Guys who use marijuana have significantly higher sperm counts than non-users, Harvard researchers accidentally find
“These unexpected findings highlight how little we know."
If you’re sperm count is scant and you’re trying to beef up your numbers, maybe try smoking a little bud before you go joining the local fertility cult. Apparently, men who toke up, burn, blaze, vape or eat pot produce more semen than those who never have.
This incredible new discovery, comes from a brave group of scientists, Harvard pupils who painstakingly counted stoner sperm cells from thousands of ejaculations from hundreds of men over the course of 17 long years. It was no trivial undertaking. But finally, in early 2019 they were able to publish their findings in Human Reproduction, and clean their hands of this strange research.
However, what they found was not what they expected. When Feiby Nassan, Mariel Arvizu, Lidia Mínguez-Alarcón, Paige Williams and Russ Hauser embarked down this road in 2000, they originally thought that cannabis-users would almost certainly have lower sperm counts than non-users.
Their results suggest exactly the opposite, though.
In fact, their research not only suggested that cannabis-users have higher sperm counts than non-users, but it also indicates that even infrequent users or those who have only ever tried cannabis once in their lives, will also have higher concentrations of sperm.
“These unexpected findings highlight how little we know about the reproductive health effects of marijuana, and in fact of the health effects of marijuana in general,” Jorge Chavarro, associate professor of nutrition and epidemiology at Harvard Chan School, said in a press release. “Our results need to be interpreted with caution and they highlight the need to further study the health effects of marijuana use.”
For this study, which was riddled with exciting phrases like "spermatogenesis," "ejaculate semen volume," and “deleterious effects of marijuana on testicular function,” 1,143 samples of semen were collected from 662 men over a 17-year period (2000-2017). Of those 662 dudes, 55 percent had used marijuana at one point in their lives, 44 percent were regular past users, and 11 percent classified themselves as current users.
And the conclusion was pretty clear: “Men who had ever smoked marijuana had significantly higher sperm concentration than men who had never smoked marijuana”
To give you an idea of how much of a difference they observed: the average, non-marijuana user had about 45.4 million sperm-per-ejaculate. That’s a lot fish for one splash. But, for those men who had used cannabis in their lifetime, researchers measured on average 62.7 million sperm-per-ejaculate. Additionally, a mere 5 percent of men who had used cannabis had a sperm count below 15 million sperm per liter, whereas the number for never-ever-users was 12 percent.
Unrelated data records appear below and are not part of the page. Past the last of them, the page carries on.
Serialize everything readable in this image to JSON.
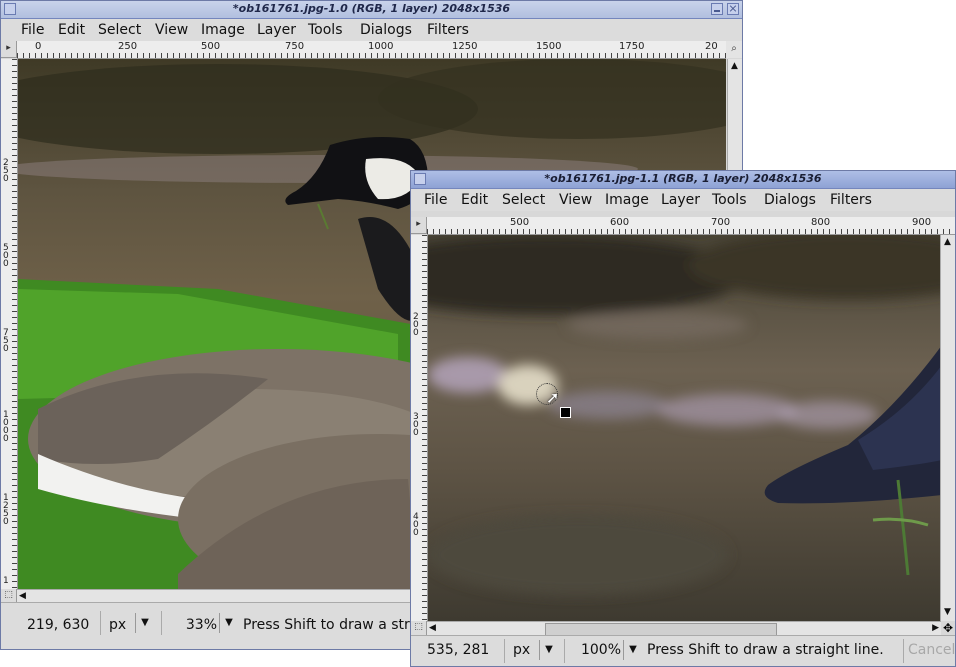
{
  "window1": {
    "title": "*ob161761.jpg-1.0 (RGB, 1 layer) 2048x1536",
    "menu": [
      "File",
      "Edit",
      "Select",
      "View",
      "Image",
      "Layer",
      "Tools",
      "Dialogs",
      "Filters"
    ],
    "hruler": [
      "0",
      "250",
      "500",
      "750",
      "1000",
      "1250",
      "1500",
      "1750",
      "20"
    ],
    "vruler": [
      "250",
      "500",
      "750",
      "1000",
      "1250",
      "1"
    ],
    "status": {
      "coords": "219, 630",
      "unit": "px",
      "zoom": "33%",
      "message": "Press Shift to draw a stra"
    }
  },
  "window2": {
    "title": "*ob161761.jpg-1.1 (RGB, 1 layer) 2048x1536",
    "menu": [
      "File",
      "Edit",
      "Select",
      "View",
      "Image",
      "Layer",
      "Tools",
      "Dialogs",
      "Filters"
    ],
    "hruler": [
      "500",
      "600",
      "700",
      "800",
      "900"
    ],
    "vruler": [
      "200",
      "300",
      "400"
    ],
    "status": {
      "coords": "535, 281",
      "unit": "px",
      "zoom": "100%",
      "message": "Press Shift to draw a straight line.",
      "cancel": "Cancel"
    }
  },
  "icons": {
    "quick_mask": "quick-mask-icon",
    "zoom": "zoom-magnifier-icon",
    "navigate": "navigate-cross-icon",
    "cursor": "pointer-cursor-icon"
  },
  "colors": {
    "title_active": "#8ea2d4",
    "title_inactive": "#b1bfdf",
    "chrome": "#d8d8d8"
  }
}
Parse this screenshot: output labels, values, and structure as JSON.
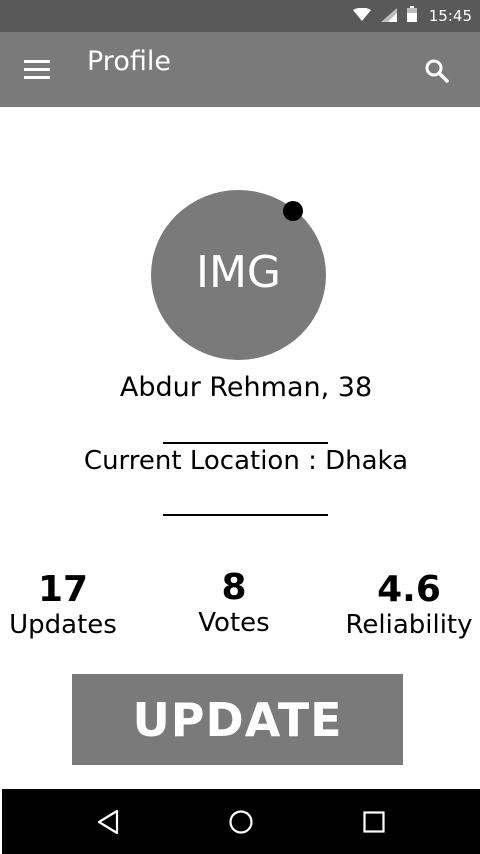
{
  "status_bar": {
    "time": "15:45",
    "icons": [
      "wifi-icon",
      "signal-icon",
      "battery-icon"
    ]
  },
  "app_bar": {
    "title": "Profile",
    "menu_icon": "hamburger-menu-icon",
    "search_icon": "search-icon"
  },
  "profile": {
    "avatar_label": "IMG",
    "name_age": "Abdur Rehman, 38",
    "location": "Current Location : Dhaka"
  },
  "stats": [
    {
      "value": "17",
      "label": "Updates"
    },
    {
      "value": "8",
      "label": "Votes"
    },
    {
      "value": "4.6",
      "label": "Reliability"
    }
  ],
  "actions": {
    "update_label": "UPDATE"
  },
  "nav_bar": {
    "icons": [
      "back-icon",
      "home-icon",
      "recents-icon"
    ]
  },
  "colors": {
    "status_bar": "#595959",
    "app_bar": "#7a7a7a",
    "avatar": "#7a7a7a",
    "button": "#7a7a7a",
    "nav_bar": "#000000"
  }
}
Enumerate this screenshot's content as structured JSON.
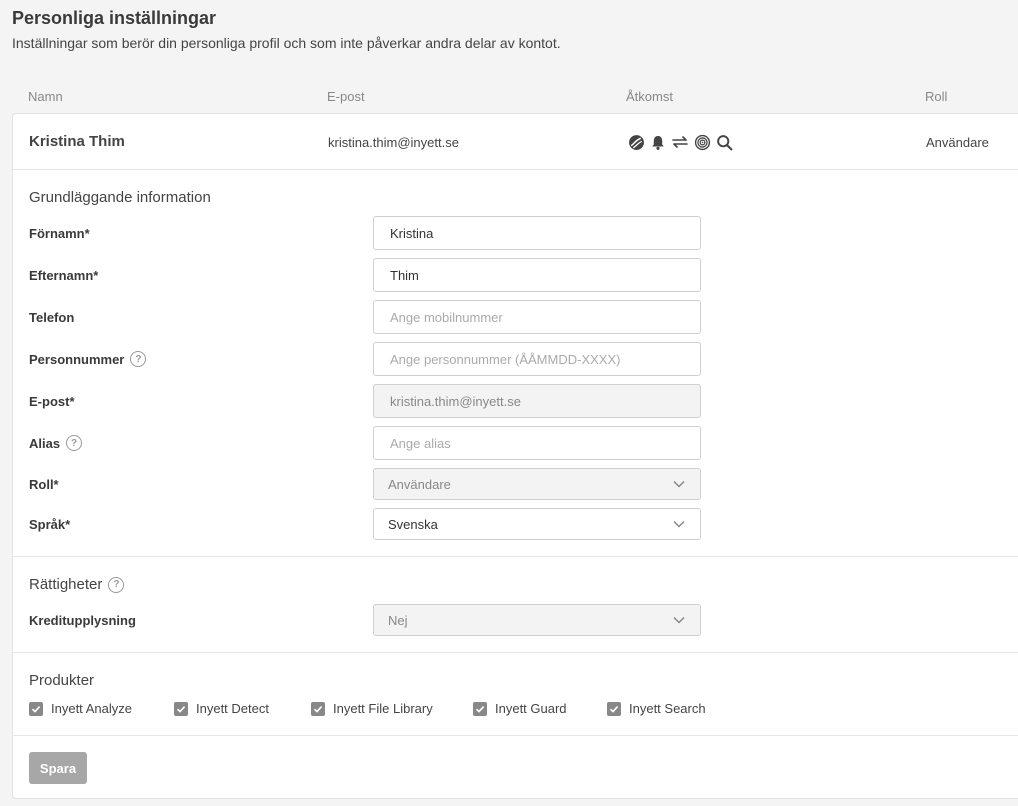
{
  "page": {
    "title": "Personliga inställningar",
    "subtitle": "Inställningar som berör din personliga profil och som inte påverkar andra delar av kontot."
  },
  "columns": {
    "name": "Namn",
    "email": "E-post",
    "access": "Åtkomst",
    "role": "Roll"
  },
  "user": {
    "name": "Kristina Thim",
    "email": "kristina.thim@inyett.se",
    "role": "Användare",
    "access_icons": [
      "analyze-icon",
      "bell-icon",
      "transfer-arrows-icon",
      "fingerprint-icon",
      "search-icon"
    ]
  },
  "basic_info": {
    "title": "Grundläggande information",
    "fields": {
      "first_name": {
        "label": "Förnamn*",
        "value": "Kristina",
        "placeholder": ""
      },
      "last_name": {
        "label": "Efternamn*",
        "value": "Thim",
        "placeholder": ""
      },
      "phone": {
        "label": "Telefon",
        "value": "",
        "placeholder": "Ange mobilnummer"
      },
      "personal_number": {
        "label": "Personnummer",
        "value": "",
        "placeholder": "Ange personnummer (ÅÅMMDD-XXXX)"
      },
      "email": {
        "label": "E-post*",
        "value": "kristina.thim@inyett.se",
        "placeholder": ""
      },
      "alias": {
        "label": "Alias",
        "value": "",
        "placeholder": "Ange alias"
      },
      "role": {
        "label": "Roll*",
        "value": "Användare"
      },
      "language": {
        "label": "Språk*",
        "value": "Svenska"
      }
    }
  },
  "rights": {
    "title": "Rättigheter",
    "credit_check": {
      "label": "Kreditupplysning",
      "value": "Nej"
    }
  },
  "products": {
    "title": "Produkter",
    "items": [
      {
        "label": "Inyett Analyze",
        "checked": true
      },
      {
        "label": "Inyett Detect",
        "checked": true
      },
      {
        "label": "Inyett File Library",
        "checked": true
      },
      {
        "label": "Inyett Guard",
        "checked": true
      },
      {
        "label": "Inyett Search",
        "checked": true
      }
    ]
  },
  "actions": {
    "save_label": "Spara"
  },
  "colors": {
    "icon": "#444444",
    "checkbox": "#888888",
    "button_disabled": "#a7a7a7"
  }
}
Even still, with those numbers staring them in the face, the researchers were left scratching their heads. For the life of them, they couldn’t explain why they were observing higher sperm counts in stoners and even occasional marijuana users – and they’re still exploring a host of different possible explanations.
“Our findings were contrary to what we initially hypothesized. However, they are consistent with two different interpretations, the first being that low levels of marijuana use could benefit sperm production because of its effect on the endocannabinoid system, which is known to play a role in fertility, but those benefits are lost with higher levels of marijuana consumption,” Feiby Nassan, lead author of the study and a postdoctoral research fellow at Harvard Chan School, said in a press release.
“An equally plausible interpretation is that our findings could reflect the fact that men with higher testosterone levels are more likely to engage in risk-seeking behaviors, including smoking marijuana,” Nassan added, reaching for an alternate explanation.
So, while this observation can’t yet be explained, it’s one more benefit to add to the ever-growing list of reasons to use marijuana: male fertility.